    2. I don’t think all startups underestimate the amount of time and knowledge necessary to start a business, I think ALL startups do. I’m constantly surprised even myself, about how on a daily basis there is always something else to learn.

      1. Well, I am a little surprise. You say that ” don’t think all startups underestimate the amount of time and knowledge necessary to start a business, I think ALL startups do.” But I agree that always an entrepreneur has something to learn every day. Because he or she has passion and he or she wants to overcome any obstacle. And he or she learns about everything: business, finance, law, etc.

  2. I totally agree. Keep it simple. All my internet marketing is planned ahead. I focus on having great images. This is especially true with sharing posts from my Facebook Business page. I also took last week off on Facebook marketing because of the holidays.Tuesday thru Thursday are the best days to market on Facebook

    Chris
    Owner CEL Financial Services

    1. That’s awesome that you’ve been able to figure out the best days to post. It changes for every business. It sounds like your customers are businesspeople and professionals – so are mine. That’s why we have similar posting times. That being said I’ve seen consumer-facing companies that get better response times at night and on the weekends when they are just putzing around on the internet.

  3. There will never be perfect time for anything for an entrepreneur, thus the temptation to postpone and delay tasks is very high. However, I believe that the successful entrepreneurs are those that act (without perfecton) and adjust their actions according to output of the previous ones. If an entrepreneur hesitates to act, he/she will never have the feedback necessary to move forward.

  4. I agree with you Weston, some people just think too much outside the box and don’t see the possibilities of flaws in their plans just because it is unique it doesn’t mean that it would catch the costumer’s attention right away and would just lead to failure in their start up.

    1. Our first product iterations hardly ever match the expectations that we assume our customers will have. It took me a long time to realize that I’m not a fortune teller and that everything needs to be tested. Thanks for your comment and compliments.
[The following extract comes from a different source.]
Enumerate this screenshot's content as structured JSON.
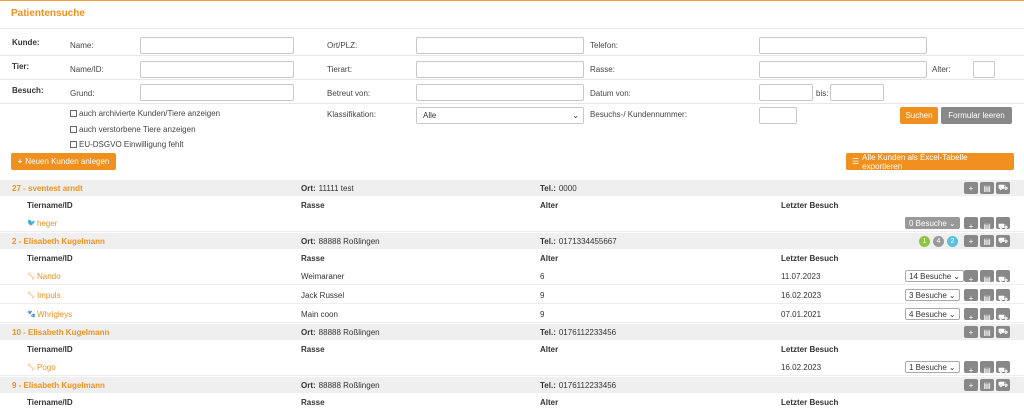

  5. Yeah pretty solid advice. I know some folks that want to build a “startup” but are stuck in exactly this, can’t get every single detail perfect so it never launches. It’s best to just get it out the door and make refinements as you go.